Did your eyes immediately scan the room for something to look at? Did your mind conjure up your To Do list of things you could be doing instead of this experiment? Did your hands itch to grab at something to play with? Did you itch to return to what you were doing with impatience at the silence of the moment? Do you reach out to your phone to start checking your messages?
I wonder how many readers had turned away from their laptops and just enjoyed the moment of nothingness without rushing the moment or filling it with something to do.
Recognising the habitual tendency of doing is important, but seeing its negative impact on our well-being is just as important. To see this, try the next experiment.
Tonight as you close your eyes to sleep, take a moment to investigate into what is happening in your mind. Is your mind calm and peaceful? Or sluggish with exhaustion? Or pounding with racing thoughts? Or replaying the day’s memories like a movie? Or so irate and irritated you don’t even dare to look into what is happening inside of your mind?
The next part of this experiment takes place the next morning when you wake up. Make a conscious effort to catch the earliest thought that you have for the day. Do you wake up refreshed and aware? Do you wake up confused about your surrounding? Do you wake up with your mind already talking to yourself and you gain consciousness in mid-sentence?
For those who fall asleep with ease and wake up refreshed, what conditions do you think created this quietude in your mind?
For those who fell asleep with mental exhaustion or racing thoughts, or woke up with the same mental thorns, what conditions do you think contributed to this state of mind?
For me, if my mind has been racing at 100 miles an hour all day and I don’t give it time to slow down in the evening, I fall asleep from the mental exhaustion of going at 100 miles an hour all day or I fall asleep with my mind still in a whirl. I then wake up feeling tired and restless, and sometimes I wake up with my mind still chattering away as if it had continued talking throughout my sleep.
Yet if I had taken the time in the evening to unwind from a day of work and happenings, I feel a real difference in the pace of my thoughts. If I take the time to just do nothing or allowing my mind to truly rest in meditation, I often fall asleep with ease and wake up about five minutes before my alarm goes off totally refreshed without waking throughout the night.
The ‘doing nothing’ that I am referring to does not mean slouched in front of the computer, or zoned out watching TV. These still stimulate the mind and the artificial lights signal to the brain that the day is not yet over. Our poor brains think the day’s still on foot, and keeps chugging away without rest. So next time when you’ve stimulated your brain with TV all evening and then you turn off the TV to go to bed, and you find that you’re wide awake…you know why.
So what doing nothing means is exactly that – to do nothing. Amazing how many readers get to this point and feel they need an explanation on what this means and how to do…nothing. Explore that. Why is it so hard to do nothing? Why is it so hard to just enjoy the moment without filling it with something?
It’s like the beginner sitting in meditation. The mind naturally starts to find something to do, or when it realises it has nothing to do it shuts off and falls asleep.
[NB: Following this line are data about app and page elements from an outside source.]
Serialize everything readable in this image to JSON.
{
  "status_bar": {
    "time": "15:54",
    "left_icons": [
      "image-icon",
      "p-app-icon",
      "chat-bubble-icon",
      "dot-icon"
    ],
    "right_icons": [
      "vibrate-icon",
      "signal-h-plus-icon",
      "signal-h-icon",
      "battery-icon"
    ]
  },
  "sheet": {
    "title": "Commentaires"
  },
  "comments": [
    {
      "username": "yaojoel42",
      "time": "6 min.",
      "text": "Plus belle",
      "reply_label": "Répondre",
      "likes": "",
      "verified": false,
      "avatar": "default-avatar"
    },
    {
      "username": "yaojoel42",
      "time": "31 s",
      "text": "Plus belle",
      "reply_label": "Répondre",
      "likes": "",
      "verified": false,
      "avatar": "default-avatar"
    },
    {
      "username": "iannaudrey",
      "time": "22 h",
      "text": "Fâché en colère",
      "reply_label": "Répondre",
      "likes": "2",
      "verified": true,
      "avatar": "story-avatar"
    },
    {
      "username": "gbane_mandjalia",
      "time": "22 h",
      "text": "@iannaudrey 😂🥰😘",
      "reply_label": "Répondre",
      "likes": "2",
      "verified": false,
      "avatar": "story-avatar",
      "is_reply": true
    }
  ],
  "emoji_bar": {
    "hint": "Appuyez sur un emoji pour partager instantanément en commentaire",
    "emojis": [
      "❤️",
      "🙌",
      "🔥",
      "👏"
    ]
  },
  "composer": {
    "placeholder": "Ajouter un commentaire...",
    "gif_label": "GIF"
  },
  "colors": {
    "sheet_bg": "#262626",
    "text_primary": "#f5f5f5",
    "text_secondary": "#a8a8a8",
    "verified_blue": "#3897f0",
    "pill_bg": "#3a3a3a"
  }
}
The agitated and restless mind is not trained to be still and calm, but rather prefers the fidgety and highly-strung state to keep it alert. Yet that constant stress and agitation has a price as it wears out your energy and vitality.
Give yourself permission for say 15 minutes today to do nothing. In that time, indulge in the pleasure of not having to meet any deadlines, of not having to worry about what’s past, of not having to stress about the future. It is a time when you don’t need to do, don’t need to perform, don’t need to meet any expectation. A time when there is no success nor failure, where what happens in that space is what it is without any further judgement placed on it as worthwhile or not. It is a time not of doing, but of being.
A time dedicated solely to perfecting the art of doing nothing.